Carol Liu ’63, C.EAS ’82

1982: Former state Sen. Carol Liu ’63, C.EAS ’82 earns her administrative credential from the GSE, and went on to teach for several years. She later ran for local and state public office, and in 2008 became the first Asian-American woman elected to the California State Senate. She has established the GSE’s Carol Liu Chair in Education Policy and is trustee of the UC Berkeley Foundation board.

Angela Little '13 PhD

2007: Then GSE student Angela Little and two physics classmates found Berkeley’s The Compass Project, a free summer program for freshman interested in the physical sciences. Their aim is to improve undergraduate physics education; provide our participants with opportunities for professional development; and increase retention of students, especially those from populations typically underrepresented in the physical sciences. In 2012, the project received the Award for Improving Undergraduate Education from the American Physical Society. Little earned her PhD in Education in 2013, and today continues to research physics education. She also serves on her tribe’s (Chinook Nation) Education and Scholarship Committee.

Christine Sims '04 PhD

2008: GSE alumna Christine Sims '04 PhD co-founds The American Indian Language Policy Research and Teacher Training Center at the University of New Mexico. The Center aims to serve as a local and national center of collaborative research that examines major policy issues affecting the survival and maintenance of American Indian languages. The Center also provides a venue for building an international dialogue about language issues that extends to other indigenous languages of the Americas. Sims specializes in Indigenous language revitalization and maintenance issues, providing technical assistance to Indigenous nations in language program planning and training American Indian language teachers.

Judith Warren Little

2010: GSE Professor Emerita Judith Warren Little begins her tenure as the Dean of the Graduate School of Education. Professor Little is the first female to serve in the position full-time since the GSE’s founding in 1892. She began her career as a school bus driver and substitute teacher in rural Colorado, eventually earning PhD in Sociology and becoming an expert in education policy and teacher professional development. She retired in 2015 and holds the position of a Professor of the Graduate School at Berkeley.

Mary Vixie Sandy ’13 EdD

2011: GSE alumna Mary Vixie Sandy ’13 EdD is appointed Executive Director of the California Commission on Teacher Credentialing. In her role, she oversees public policy related to educator preparation and licensing; and directs an agency that awards more than 250,000 credential documents per year, and accredits more than 250 colleges, universities and local education agencies offering educator preparation programs.

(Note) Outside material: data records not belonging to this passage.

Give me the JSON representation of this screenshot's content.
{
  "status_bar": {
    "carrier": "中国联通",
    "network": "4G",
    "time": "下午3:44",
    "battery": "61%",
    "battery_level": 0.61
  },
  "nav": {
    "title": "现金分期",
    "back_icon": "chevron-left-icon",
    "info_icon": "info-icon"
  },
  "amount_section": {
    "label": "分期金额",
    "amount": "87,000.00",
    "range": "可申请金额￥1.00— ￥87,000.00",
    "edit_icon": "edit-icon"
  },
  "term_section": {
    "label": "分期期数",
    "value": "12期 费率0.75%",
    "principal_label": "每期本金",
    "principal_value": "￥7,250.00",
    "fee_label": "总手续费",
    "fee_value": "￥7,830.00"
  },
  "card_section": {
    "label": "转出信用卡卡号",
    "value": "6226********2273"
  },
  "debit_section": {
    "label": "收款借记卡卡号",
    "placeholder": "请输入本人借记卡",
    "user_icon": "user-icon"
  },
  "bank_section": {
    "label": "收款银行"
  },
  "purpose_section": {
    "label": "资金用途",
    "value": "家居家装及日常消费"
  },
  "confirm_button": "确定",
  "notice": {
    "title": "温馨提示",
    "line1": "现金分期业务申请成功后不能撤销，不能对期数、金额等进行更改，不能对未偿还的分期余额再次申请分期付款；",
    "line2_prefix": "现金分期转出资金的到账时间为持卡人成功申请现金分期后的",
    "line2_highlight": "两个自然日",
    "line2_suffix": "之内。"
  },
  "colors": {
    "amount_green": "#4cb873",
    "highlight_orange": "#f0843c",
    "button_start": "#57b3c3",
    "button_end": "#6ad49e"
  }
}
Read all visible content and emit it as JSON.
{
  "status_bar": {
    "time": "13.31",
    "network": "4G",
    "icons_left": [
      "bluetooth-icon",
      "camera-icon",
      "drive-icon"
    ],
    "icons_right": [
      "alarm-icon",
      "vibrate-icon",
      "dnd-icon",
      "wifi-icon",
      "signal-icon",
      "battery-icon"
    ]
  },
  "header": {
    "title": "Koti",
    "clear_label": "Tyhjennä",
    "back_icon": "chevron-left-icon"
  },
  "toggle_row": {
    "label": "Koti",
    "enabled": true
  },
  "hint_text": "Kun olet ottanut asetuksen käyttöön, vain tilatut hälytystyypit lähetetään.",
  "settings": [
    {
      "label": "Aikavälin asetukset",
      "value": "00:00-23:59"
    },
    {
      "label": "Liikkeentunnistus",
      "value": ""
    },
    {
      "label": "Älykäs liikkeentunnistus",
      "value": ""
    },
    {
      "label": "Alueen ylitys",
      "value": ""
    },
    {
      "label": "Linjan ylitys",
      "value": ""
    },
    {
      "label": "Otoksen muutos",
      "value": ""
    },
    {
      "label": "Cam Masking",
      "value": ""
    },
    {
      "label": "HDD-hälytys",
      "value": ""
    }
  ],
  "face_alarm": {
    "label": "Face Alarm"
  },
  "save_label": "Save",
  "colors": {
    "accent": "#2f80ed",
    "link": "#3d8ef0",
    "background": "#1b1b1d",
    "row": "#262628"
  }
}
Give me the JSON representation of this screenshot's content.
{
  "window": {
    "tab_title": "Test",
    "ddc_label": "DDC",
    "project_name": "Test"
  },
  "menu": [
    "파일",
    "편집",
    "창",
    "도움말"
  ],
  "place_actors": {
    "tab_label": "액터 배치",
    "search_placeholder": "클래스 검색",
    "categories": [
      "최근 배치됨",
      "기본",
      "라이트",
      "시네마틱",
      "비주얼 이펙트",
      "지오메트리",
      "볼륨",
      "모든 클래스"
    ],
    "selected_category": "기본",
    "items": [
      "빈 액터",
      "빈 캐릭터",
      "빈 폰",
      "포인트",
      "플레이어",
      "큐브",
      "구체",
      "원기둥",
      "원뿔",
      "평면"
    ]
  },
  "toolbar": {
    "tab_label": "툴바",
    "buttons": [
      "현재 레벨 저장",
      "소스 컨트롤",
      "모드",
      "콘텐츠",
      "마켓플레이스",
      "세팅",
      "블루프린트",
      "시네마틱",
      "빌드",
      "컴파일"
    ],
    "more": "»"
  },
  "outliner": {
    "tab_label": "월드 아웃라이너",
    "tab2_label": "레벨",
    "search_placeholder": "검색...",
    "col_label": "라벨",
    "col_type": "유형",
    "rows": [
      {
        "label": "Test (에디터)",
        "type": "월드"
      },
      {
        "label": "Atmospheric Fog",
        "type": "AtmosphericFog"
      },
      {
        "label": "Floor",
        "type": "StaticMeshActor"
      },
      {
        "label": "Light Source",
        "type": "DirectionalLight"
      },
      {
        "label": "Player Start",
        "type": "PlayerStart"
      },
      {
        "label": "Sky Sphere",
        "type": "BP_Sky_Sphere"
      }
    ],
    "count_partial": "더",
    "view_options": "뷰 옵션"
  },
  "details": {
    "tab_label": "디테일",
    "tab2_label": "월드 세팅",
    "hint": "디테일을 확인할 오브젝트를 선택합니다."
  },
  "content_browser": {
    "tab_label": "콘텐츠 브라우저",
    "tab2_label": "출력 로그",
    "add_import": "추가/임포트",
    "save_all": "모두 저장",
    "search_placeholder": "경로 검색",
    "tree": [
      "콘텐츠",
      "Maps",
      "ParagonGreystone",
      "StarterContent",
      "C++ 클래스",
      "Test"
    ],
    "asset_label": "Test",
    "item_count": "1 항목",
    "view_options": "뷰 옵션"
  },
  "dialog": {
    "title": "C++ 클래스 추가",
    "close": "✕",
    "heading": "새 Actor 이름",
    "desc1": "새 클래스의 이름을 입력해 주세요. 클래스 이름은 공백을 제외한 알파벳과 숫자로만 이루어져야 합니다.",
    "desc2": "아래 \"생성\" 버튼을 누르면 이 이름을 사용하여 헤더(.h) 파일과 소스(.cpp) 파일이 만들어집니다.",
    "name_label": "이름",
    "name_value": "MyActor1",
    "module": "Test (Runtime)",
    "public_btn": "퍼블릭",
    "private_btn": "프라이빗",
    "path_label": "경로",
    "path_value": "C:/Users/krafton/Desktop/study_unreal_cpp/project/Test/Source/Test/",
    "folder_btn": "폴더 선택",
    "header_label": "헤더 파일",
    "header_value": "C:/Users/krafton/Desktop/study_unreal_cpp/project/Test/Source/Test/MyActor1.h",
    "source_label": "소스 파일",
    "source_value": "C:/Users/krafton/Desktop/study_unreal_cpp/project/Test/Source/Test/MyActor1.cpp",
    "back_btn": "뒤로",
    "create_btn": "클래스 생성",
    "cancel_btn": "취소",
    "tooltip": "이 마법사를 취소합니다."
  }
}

Prudence L. Carter

2016: Prudence L. Carter is named Dean of the Graduate School of Education. She becomes the GSE's first African-American woman dean, and the GSE's second female to serve as full-time dean since the GSE’s founding in 1892. Dean Carter is the E.H. and Mary E. Pardee Professor, and her research focuses on factors that both shape and reduce economic, social and cultural inequalities among social groups in schools and society. A sociologist, she examines academic and mobility differences influenced by the dynamics of race, ethnicity, poverty, class, and gender in U.S. and global society.

Judy K. Sakaki ’91 PhD

2016: GSE alumna Judy K. Sakaki ’91 PhD begins her tenure as president of Sonoma State University. At the time of her appointment, she was the first Japanese-American woman in the nation to lead a four-year college or university. A product of Oakland public schools, and public colleges in California, Sakaki graduated from Berkeley with a PhD in Education. After just one year on the job at Sonoma State, the CSU Student Association name her President of the Year.